WHAT IS REQUIRED: In the records that follow, locate every line with "user" and extract it.

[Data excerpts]
- - -

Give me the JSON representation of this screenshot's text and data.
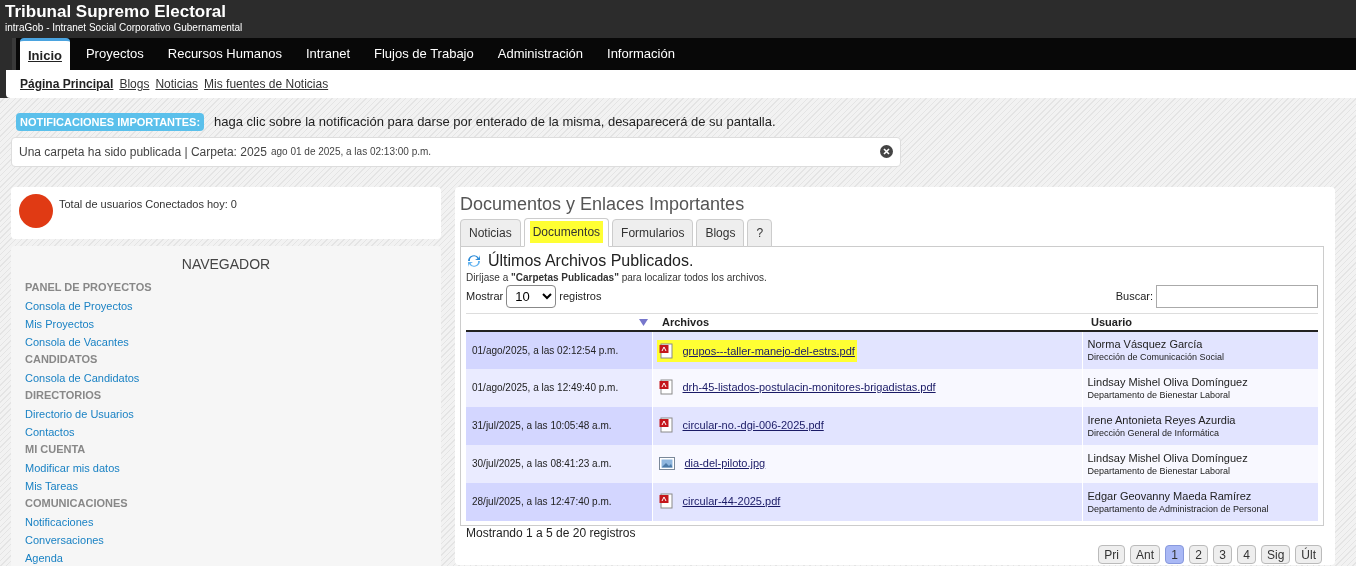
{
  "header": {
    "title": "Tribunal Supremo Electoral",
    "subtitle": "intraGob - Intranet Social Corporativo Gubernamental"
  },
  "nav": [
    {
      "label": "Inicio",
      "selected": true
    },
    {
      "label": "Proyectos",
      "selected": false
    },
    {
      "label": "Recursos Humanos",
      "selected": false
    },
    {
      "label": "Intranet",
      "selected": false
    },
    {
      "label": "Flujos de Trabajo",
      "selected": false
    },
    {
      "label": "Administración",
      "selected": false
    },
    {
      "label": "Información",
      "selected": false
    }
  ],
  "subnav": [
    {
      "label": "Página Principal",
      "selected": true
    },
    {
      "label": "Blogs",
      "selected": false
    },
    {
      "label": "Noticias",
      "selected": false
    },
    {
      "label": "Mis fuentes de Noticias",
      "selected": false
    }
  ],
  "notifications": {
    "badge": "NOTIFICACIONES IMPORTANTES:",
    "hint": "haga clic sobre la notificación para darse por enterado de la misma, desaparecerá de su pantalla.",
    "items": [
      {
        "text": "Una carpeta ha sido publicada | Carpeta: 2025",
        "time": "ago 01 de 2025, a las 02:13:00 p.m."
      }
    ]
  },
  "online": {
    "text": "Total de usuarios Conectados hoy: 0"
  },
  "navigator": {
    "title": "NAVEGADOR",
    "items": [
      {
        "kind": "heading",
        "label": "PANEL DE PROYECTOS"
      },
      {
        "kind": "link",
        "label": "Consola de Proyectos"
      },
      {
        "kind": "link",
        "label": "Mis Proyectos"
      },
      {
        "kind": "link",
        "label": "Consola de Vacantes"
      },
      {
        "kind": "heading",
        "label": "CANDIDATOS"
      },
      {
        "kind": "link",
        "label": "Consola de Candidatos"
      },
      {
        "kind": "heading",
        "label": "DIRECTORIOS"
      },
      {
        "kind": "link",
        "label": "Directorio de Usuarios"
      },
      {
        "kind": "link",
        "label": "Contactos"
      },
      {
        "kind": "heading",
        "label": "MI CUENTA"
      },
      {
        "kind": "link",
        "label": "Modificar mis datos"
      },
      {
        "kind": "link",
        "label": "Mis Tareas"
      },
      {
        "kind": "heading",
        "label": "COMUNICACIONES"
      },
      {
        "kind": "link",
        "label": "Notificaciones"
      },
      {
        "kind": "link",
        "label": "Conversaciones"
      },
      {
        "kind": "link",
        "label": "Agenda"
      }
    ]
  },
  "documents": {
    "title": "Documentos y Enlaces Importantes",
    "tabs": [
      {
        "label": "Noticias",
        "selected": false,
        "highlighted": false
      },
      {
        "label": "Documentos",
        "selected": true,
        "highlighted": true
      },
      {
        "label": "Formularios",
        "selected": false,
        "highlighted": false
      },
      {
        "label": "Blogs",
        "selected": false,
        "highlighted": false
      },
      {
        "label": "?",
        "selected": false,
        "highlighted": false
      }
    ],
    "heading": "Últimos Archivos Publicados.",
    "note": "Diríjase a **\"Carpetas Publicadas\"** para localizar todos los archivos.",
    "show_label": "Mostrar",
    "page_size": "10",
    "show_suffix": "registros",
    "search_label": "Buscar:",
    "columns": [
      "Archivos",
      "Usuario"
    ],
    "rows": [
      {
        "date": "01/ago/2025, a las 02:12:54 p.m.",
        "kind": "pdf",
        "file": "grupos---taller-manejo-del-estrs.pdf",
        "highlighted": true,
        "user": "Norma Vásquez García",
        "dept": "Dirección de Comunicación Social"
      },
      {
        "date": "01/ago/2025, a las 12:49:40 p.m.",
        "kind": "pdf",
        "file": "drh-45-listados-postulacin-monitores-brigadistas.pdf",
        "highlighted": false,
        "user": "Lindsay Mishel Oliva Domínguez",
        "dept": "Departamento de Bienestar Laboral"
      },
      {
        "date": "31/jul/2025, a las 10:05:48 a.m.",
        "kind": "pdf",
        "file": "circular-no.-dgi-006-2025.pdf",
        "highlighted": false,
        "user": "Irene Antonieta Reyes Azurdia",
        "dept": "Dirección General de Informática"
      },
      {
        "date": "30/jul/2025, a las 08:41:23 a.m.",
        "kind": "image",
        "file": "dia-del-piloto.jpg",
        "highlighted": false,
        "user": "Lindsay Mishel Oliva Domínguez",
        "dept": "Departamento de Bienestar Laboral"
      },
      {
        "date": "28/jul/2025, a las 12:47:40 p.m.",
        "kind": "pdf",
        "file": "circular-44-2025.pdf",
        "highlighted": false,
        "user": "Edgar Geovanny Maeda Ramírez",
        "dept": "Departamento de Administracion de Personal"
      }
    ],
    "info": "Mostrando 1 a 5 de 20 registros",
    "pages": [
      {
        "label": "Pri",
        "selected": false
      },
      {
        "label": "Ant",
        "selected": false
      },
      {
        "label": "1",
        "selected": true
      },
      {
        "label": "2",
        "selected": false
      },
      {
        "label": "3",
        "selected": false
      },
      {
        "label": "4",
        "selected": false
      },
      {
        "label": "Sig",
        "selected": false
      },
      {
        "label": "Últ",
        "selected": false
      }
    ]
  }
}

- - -

RESULT OF THIS EXERCISE:
        "user": "Norma Vásquez García",
        "user": "Lindsay Mishel Oliva Domínguez",
        "user": "Irene Antonieta Reyes Azurdia",
        "user": "Lindsay Mishel Oliva Domínguez",
        "user": "Edgar Geovanny Maeda Ramírez",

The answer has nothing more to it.